#### [Task to complete]
Look through the material below. Copy each line that contains the string "系统会自动替换金额".

#### [Provided material]

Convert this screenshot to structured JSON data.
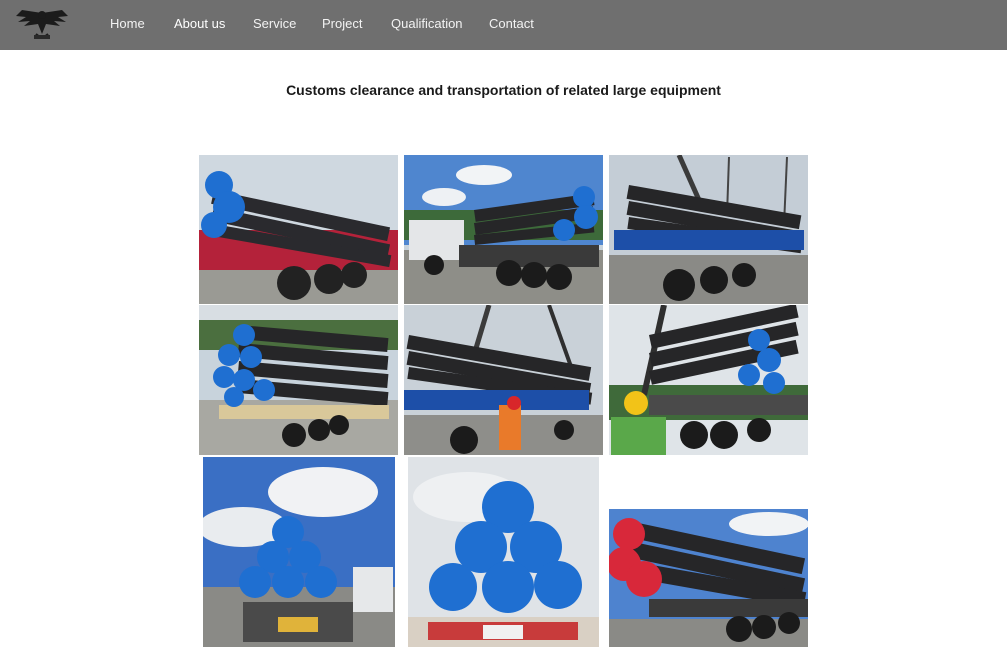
{
  "nav": {
    "logo_icon": "eagle-logo-icon",
    "items": [
      {
        "label": "Home"
      },
      {
        "label": "About us",
        "active": true
      },
      {
        "label": "Service"
      },
      {
        "label": "Project"
      },
      {
        "label": "Qualification"
      },
      {
        "label": "Contact"
      }
    ]
  },
  "main": {
    "heading": "Customs clearance and transportation of related large equipment"
  },
  "colors": {
    "navbar": "#6f6f6f",
    "pipe_cap_blue": "#1f6fd1",
    "pipe_cap_red": "#d8283a",
    "trailer_red": "#b4223a",
    "trailer_blue": "#1d4fa8"
  }
}
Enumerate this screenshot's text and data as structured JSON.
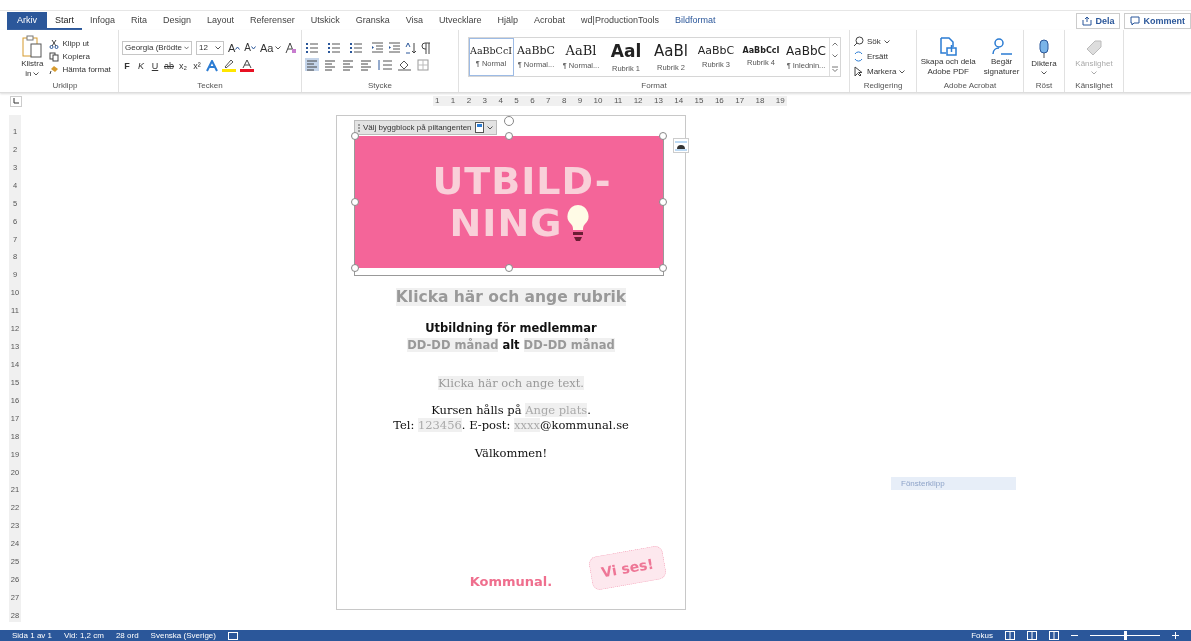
{
  "tabs": [
    {
      "label": "Arkiv",
      "kind": "file",
      "selected": false
    },
    {
      "label": "Start",
      "kind": "normal",
      "selected": true
    },
    {
      "label": "Infoga",
      "kind": "normal",
      "selected": false
    },
    {
      "label": "Rita",
      "kind": "normal",
      "selected": false
    },
    {
      "label": "Design",
      "kind": "normal",
      "selected": false
    },
    {
      "label": "Layout",
      "kind": "normal",
      "selected": false
    },
    {
      "label": "Referenser",
      "kind": "normal",
      "selected": false
    },
    {
      "label": "Utskick",
      "kind": "normal",
      "selected": false
    },
    {
      "label": "Granska",
      "kind": "normal",
      "selected": false
    },
    {
      "label": "Visa",
      "kind": "normal",
      "selected": false
    },
    {
      "label": "Utvecklare",
      "kind": "normal",
      "selected": false
    },
    {
      "label": "Hjälp",
      "kind": "normal",
      "selected": false
    },
    {
      "label": "Acrobat",
      "kind": "normal",
      "selected": false
    },
    {
      "label": "wd|ProductionTools",
      "kind": "normal",
      "selected": false
    },
    {
      "label": "Bildformat",
      "kind": "contextual",
      "selected": false
    }
  ],
  "share_buttons": [
    "Dela",
    "Komment"
  ],
  "clipboard": {
    "paste": "Klistra",
    "paste_2": "in",
    "items": [
      "Klipp ut",
      "Kopiera",
      "Hämta format"
    ],
    "label": "Urklipp"
  },
  "font": {
    "family": "Georgia (Brödte",
    "size": "12",
    "grow": "A",
    "shrink": "A",
    "case": "Aa",
    "format_buttons": [
      "F",
      "K",
      "U",
      "ab",
      "x₂",
      "x²"
    ],
    "label": "Tecken"
  },
  "paragraph": {
    "label": "Stycke"
  },
  "styles": {
    "items": [
      {
        "sample": "AaBbCcI",
        "name": "¶ Normal",
        "kind": "body",
        "selected": true
      },
      {
        "sample": "AaBbC",
        "name": "¶ Normal...",
        "kind": "body2",
        "selected": false
      },
      {
        "sample": "AaBl",
        "name": "¶ Normal...",
        "kind": "body3",
        "selected": false
      },
      {
        "sample": "Aal",
        "name": "Rubrik 1",
        "kind": "h1",
        "selected": false
      },
      {
        "sample": "AaBl",
        "name": "Rubrik 2",
        "kind": "h2",
        "selected": false
      },
      {
        "sample": "AaBbC",
        "name": "Rubrik 3",
        "kind": "h3",
        "selected": false
      },
      {
        "sample": "AaBbCcI",
        "name": "Rubrik 4",
        "kind": "h4",
        "selected": false
      },
      {
        "sample": "AaBbC",
        "name": "¶ Inlednin...",
        "kind": "intro",
        "selected": false
      }
    ],
    "label": "Format"
  },
  "editing": {
    "items": [
      "Sök",
      "Ersätt",
      "Markera"
    ],
    "label": "Redigering"
  },
  "acrobat": {
    "create": [
      "Skapa och dela",
      "Adobe PDF"
    ],
    "sign": [
      "Begär",
      "signaturer"
    ],
    "label": "Adobe Acrobat"
  },
  "voice": {
    "dictate": "Diktera",
    "label": "Röst"
  },
  "sensitivity": {
    "button": "Känslighet",
    "disabled": true,
    "label": "Känslighet"
  },
  "ruler": {
    "labels": [
      "1",
      "1",
      "2",
      "3",
      "4",
      "5",
      "6",
      "7",
      "8",
      "9",
      "10",
      "11",
      "12",
      "13",
      "14",
      "15",
      "16",
      "17",
      "18",
      "19"
    ]
  },
  "vertical_ruler": {
    "labels": [
      "1",
      "2",
      "3",
      "4",
      "5",
      "6",
      "7",
      "8",
      "9",
      "10",
      "11",
      "12",
      "13",
      "14",
      "15",
      "16",
      "17",
      "18",
      "19",
      "20",
      "21",
      "22",
      "23",
      "24",
      "25",
      "26",
      "27",
      "28"
    ]
  },
  "document": {
    "building_block_tag": "Välj byggblock på piltangenten",
    "banner_lines": [
      "UTBILD-",
      "NING"
    ],
    "heading": {
      "text": "Klicka här och ange rubrik",
      "placeholder": true
    },
    "subtitle": [
      {
        "text": "Utbildning för medlemmar ",
        "placeholder": false
      },
      {
        "text": "DD-DD månad",
        "placeholder": true
      },
      {
        "text": " alt ",
        "placeholder": false
      },
      {
        "text": "DD-DD månad",
        "placeholder": true
      }
    ],
    "intro": {
      "text": "Klicka här och ange text.",
      "placeholder": true
    },
    "info_lines": [
      [
        {
          "text": "Kursen hålls på ",
          "placeholder": false
        },
        {
          "text": "Ange plats",
          "placeholder": true
        },
        {
          "text": ".",
          "placeholder": false
        }
      ],
      [
        {
          "text": "Tel: ",
          "placeholder": false
        },
        {
          "text": "123456",
          "placeholder": true
        },
        {
          "text": ". E-post: ",
          "placeholder": false
        },
        {
          "text": "xxxx",
          "placeholder": true
        },
        {
          "text": "@kommunal.se",
          "placeholder": false
        }
      ]
    ],
    "closing": "Välkommen!",
    "sticker": "Vi ses!",
    "logo": "Kommunal."
  },
  "floating_hint": "Fönsterklipp",
  "status_bar": {
    "items": [
      "Sida 1 av 1",
      "Vid: 1,2 cm",
      "28 ord",
      "Svenska (Sverige)"
    ],
    "focus": "Fokus",
    "zoom": {
      "level": 0.5
    }
  }
}
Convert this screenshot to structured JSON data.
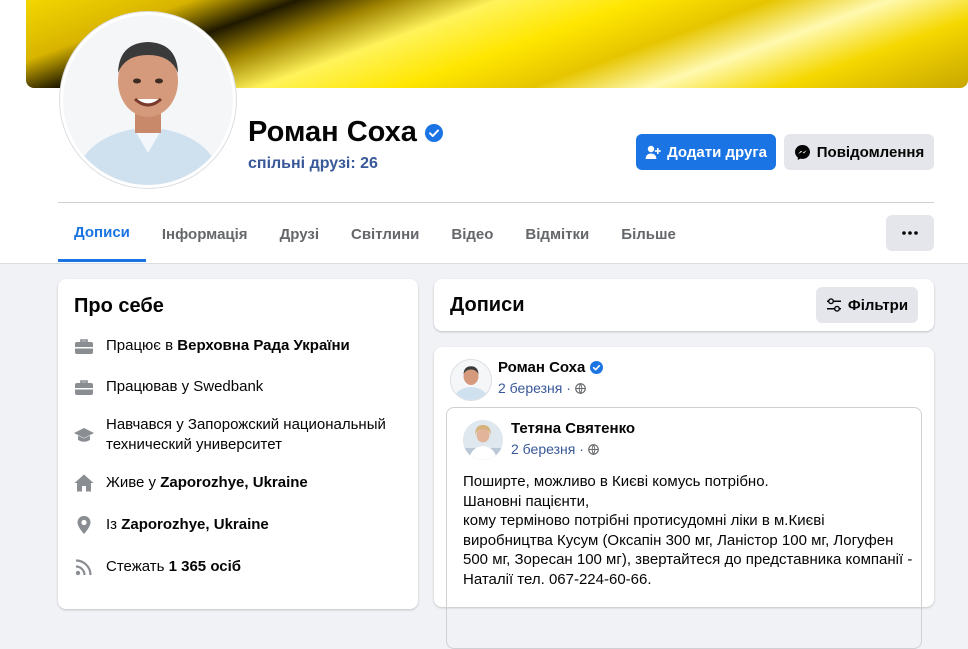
{
  "profile": {
    "name": "Роман Соха",
    "mutual_friends": "спільні друзі: 26",
    "add_friend_label": "Додати друга",
    "message_label": "Повідомлення"
  },
  "tabs": [
    {
      "label": "Дописи",
      "active": true
    },
    {
      "label": "Інформація"
    },
    {
      "label": "Друзі"
    },
    {
      "label": "Світлини"
    },
    {
      "label": "Відео"
    },
    {
      "label": "Відмітки"
    },
    {
      "label": "Більше"
    }
  ],
  "more_button": "•••",
  "about": {
    "title": "Про себе",
    "items": [
      {
        "icon": "briefcase-icon",
        "prefix": "Працює в ",
        "bold": "Верховна Рада України"
      },
      {
        "icon": "briefcase-icon",
        "prefix": "Працював у Swedbank",
        "bold": ""
      },
      {
        "icon": "graduation-cap-icon",
        "prefix": "Навчався у Запорожский национальный технический университет",
        "bold": ""
      },
      {
        "icon": "home-icon",
        "prefix": "Живе у ",
        "bold": "Zaporozhye, Ukraine"
      },
      {
        "icon": "location-pin-icon",
        "prefix": "Із ",
        "bold": "Zaporozhye, Ukraine"
      },
      {
        "icon": "rss-icon",
        "prefix": "Стежать ",
        "bold": "1 365 осіб"
      }
    ]
  },
  "posts": {
    "title": "Дописи",
    "filter_label": "Фільтри"
  },
  "post": {
    "author": "Роман Соха",
    "date": "2 березня · ",
    "shared": {
      "author": "Тетяна Святенко",
      "date": "2 березня · ",
      "lines": [
        "Поширте, можливо в Києві комусь потрібно.",
        "Шановні пацієнти,",
        "кому терміново потрібні протисудомні ліки в м.Києві",
        "виробництва Кусум (Оксапін 300 мг, Ланістор 100 мг, Логуфен",
        "500 мг, Зоресан 100 мг), звертайтеся до представника компанії -",
        "Наталії тел. 067-224-60-66."
      ]
    }
  },
  "colors": {
    "accent": "#1b74e4",
    "link": "#385898",
    "cover": "#ffe600"
  }
}
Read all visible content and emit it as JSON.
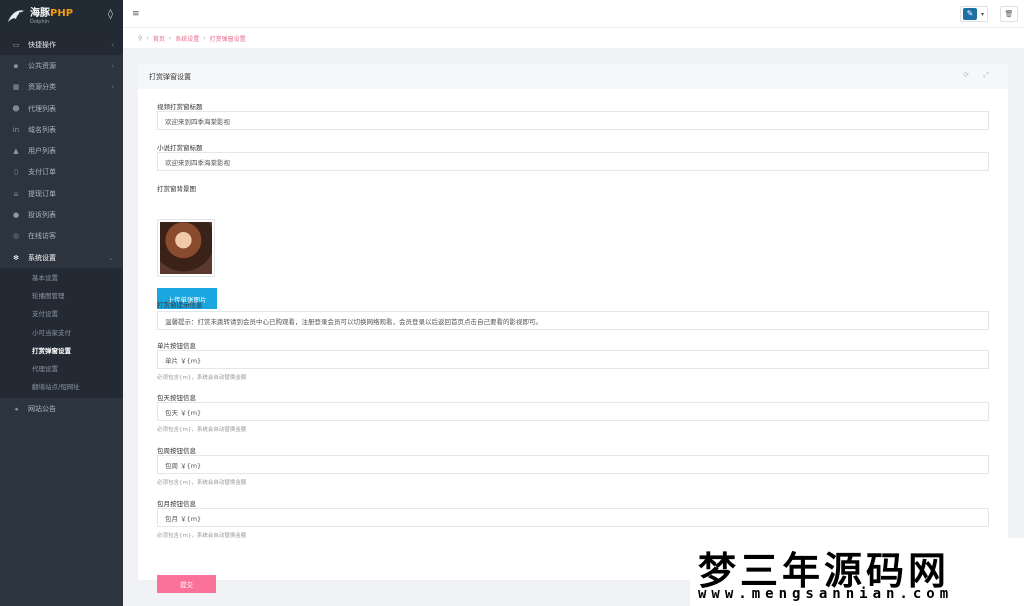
{
  "brand": {
    "name_main": "海豚",
    "name_accent": "PHP",
    "subtitle": "Dolphin",
    "drop_icon": "water-drop-icon"
  },
  "sidebar": {
    "items": [
      {
        "label": "快捷操作",
        "icon": "folder-open-icon",
        "caret": "‹"
      },
      {
        "label": "公共资源",
        "icon": "video-icon",
        "caret": "‹"
      },
      {
        "label": "资源分类",
        "icon": "grid-icon",
        "caret": "‹"
      },
      {
        "label": "代理列表",
        "icon": "users-icon"
      },
      {
        "label": "域名列表",
        "icon": "linkedin-icon"
      },
      {
        "label": "用户列表",
        "icon": "user-icon"
      },
      {
        "label": "支付订单",
        "icon": "file-icon"
      },
      {
        "label": "提现订单",
        "icon": "bank-icon"
      },
      {
        "label": "投诉列表",
        "icon": "info-icon"
      },
      {
        "label": "在线访客",
        "icon": "globe-icon"
      },
      {
        "label": "系统设置",
        "icon": "gear-icon",
        "caret": "⌄"
      }
    ],
    "subitems": [
      "基本设置",
      "轮播图管理",
      "支付设置",
      "小可当家支付",
      "打赏弹窗设置",
      "代理设置",
      "翻墙站点/短网址"
    ],
    "bottom_item": {
      "label": "网站公告",
      "icon": "bullhorn-icon"
    }
  },
  "header": {
    "menu_icon": "≡",
    "caret": "▾",
    "trash_icon": "🗑"
  },
  "breadcrumb": {
    "home_icon": "⚲",
    "items": [
      "首页",
      "系统设置",
      "打赏弹窗设置"
    ],
    "sep": "›"
  },
  "panel": {
    "title": "打赏弹窗设置",
    "tools": "⟳ ⤢",
    "fields": {
      "video_title_label": "视频打赏窗标题",
      "video_title_value": "欢迎来到四季海棠影视",
      "novel_title_label": "小说打赏窗标题",
      "novel_title_value": "欢迎来到四季海棠影视",
      "bg_image_label": "打赏窗背景图",
      "upload_label": "上传单张图片",
      "tip_label": "打赏窗提示信息",
      "tip_value": "温馨提示：打赏未跳转请到会员中心已购观看，注册登录会员可以切换网络观看，会员登录以后返回首页点击自己要看的影视即可。",
      "single_label": "单片按钮信息",
      "single_value": "单片 ￥{m}",
      "single_help": "必须包含{m}，系统会自动替换金额",
      "day_label": "包天按钮信息",
      "day_value": "包天 ￥{m}",
      "day_help": "必须包含{m}，系统会自动替换金额",
      "week_label": "包周按钮信息",
      "week_value": "包周 ￥{m}",
      "week_help": "必须包含{m}，系统会自动替换金额",
      "month_label": "包月按钮信息",
      "month_value": "包月 ￥{m}",
      "month_help": "必须包含{m}，系统会自动替换金额",
      "submit_label": "提交"
    }
  },
  "watermark": {
    "title": "梦三年源码网",
    "url": "www.mengsannian.com"
  },
  "colors": {
    "sidebar_bg": "#2c343f",
    "accent_pink": "#fb7299",
    "upload_blue": "#1aa7e0",
    "breadcrumb_link": "#e86a8c"
  }
}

#### [Result for this exercise]
      "single_help": "必须包含{m}，系统会自动替换金额",
      "day_help": "必须包含{m}，系统会自动替换金额",
      "week_help": "必须包含{m}，系统会自动替换金额",
      "month_help": "必须包含{m}，系统会自动替换金额",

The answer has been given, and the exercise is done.